Career coach Tracy Short says the better you feel about your job, the better it gets. She suggests getting yourself in the right mindset for your working day before you even start. If you wake up worrying, try morning pages, she advises, the idea of writing down your thoughts as they come to you in a short journalling exercise. Or, she says, you could stretch out on your yoga mat.
You should also prioritise your colleagues, says Paviour. “The thing that makes work best is relationships – these have a six times greater impact on your wellbeing and happiness than the work alone,” she says, “so if your relationships are good, you can cope better under stress.

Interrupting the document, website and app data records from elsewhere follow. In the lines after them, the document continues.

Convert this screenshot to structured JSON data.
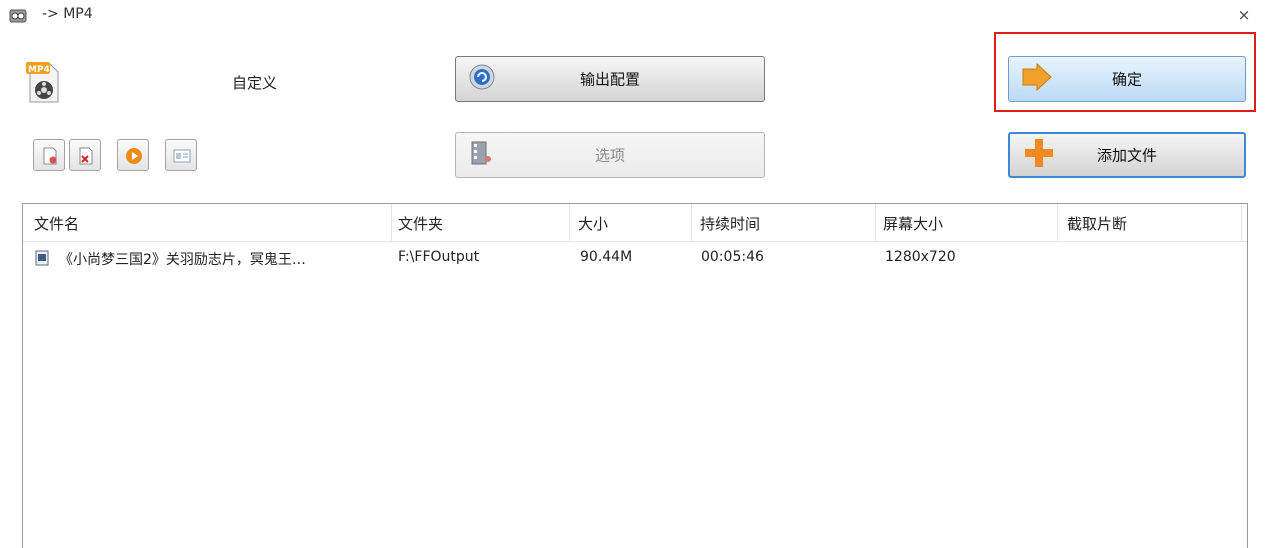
{
  "window": {
    "title": "-> MP4",
    "close_symbol": "×"
  },
  "profile": {
    "label": "自定义"
  },
  "buttons": {
    "output_config": "输出配置",
    "options": "选项",
    "ok": "确定",
    "add_file": "添加文件"
  },
  "colors": {
    "highlight_border": "#e01b1b",
    "ok_button_bg": "#cfe5f9",
    "add_button_border": "#3c8ad1"
  },
  "icons": {
    "title": "app-icon",
    "profile": "mp4-file-icon",
    "output_config": "gear-icon",
    "options": "film-options-icon",
    "ok": "arrow-right-icon",
    "add_file": "plus-icon",
    "toolbar": [
      "remove-file-icon",
      "clear-list-icon",
      "play-icon",
      "info-icon"
    ]
  },
  "table": {
    "columns": [
      "文件名",
      "文件夹",
      "大小",
      "持续时间",
      "屏幕大小",
      "截取片断"
    ],
    "rows": [
      {
        "name": "《小尚梦三国2》关羽励志片，冥鬼王…",
        "folder": "F:\\FFOutput",
        "size": "90.44M",
        "duration": "00:05:46",
        "resolution": "1280x720",
        "clip": ""
      }
    ]
  }
}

“Make sure you get some eye-to-eye time with a colleague – this boosts your oxytocin levels and makes you feel better, like a virtual hug, and it also changes your emotional state to positive and energised.”
Another tip is to remind yourself of the bigger purpose. “Connect with the organisation’s mission – the real one,” says Paviour.
“What are you doing every day that makes a difference in the world? That means standing back from the job you do and seeing it as an important part of the whole – when we see where we fit in the jigsaw it shows others where they fit too, and we become part of something profound.”
Tristram Hooley, professor of career education and head of the International Centre for Guidance Studies encourages people to take pride in their work – and recognise others. “We feel better about our work when we are doing it well,” he says. “Try and recognise when you’ve done something well and tell your manager or colleagues that you’re proud of what you’ve done.
“They will probably agree with you and this will lift your mood. Just as important reach out and congratulate people for things that they’ve done well. Together you can create a cycle of positivity.
We feel better about our work when we are doing it well. Professor of career education
Hooley also suggests thinking, or brainstorming, about developing your career in the job you’re in. “In the current environment it can be difficult to think forward and imagine a better future,” he says, “but, your career is still progressing, even under Covid.
“Think about where you want to go next, talk to your boss or a trusted colleague, take a course or engage in a voluntary opportunity. Actively taking control of your career and your future will make you feel much better.”
Inject some fun into goal setting at work, adds Short. “Ever set your own KPIs?” she asks. “We all know how end-of-year reviews can feel like you’re ‘ticking boxes’. How about giving yourself a review, setting your personal goals, create a vision board, map out your dreams, give yourself rewards and put more fun and joy into what you do. Your boss won’t do that for you but you can.”
Other ways to inject some joy into your working days, says Hooley, are to take a proper lunch break, create boundaries between work and home life if you’re working from home – and make time for informal chats with colleagues.
This new year, we focus on fun, not denial (because we’ve all had enough of that). Follow our month-long plan, with a new Here, Try This idea each day, spanning easy ways to engage your body and mind, inspiration for your food and home, and tips for boosting how you feel – inside and out.
This article originally appeared on HuffPost UK and has been updated.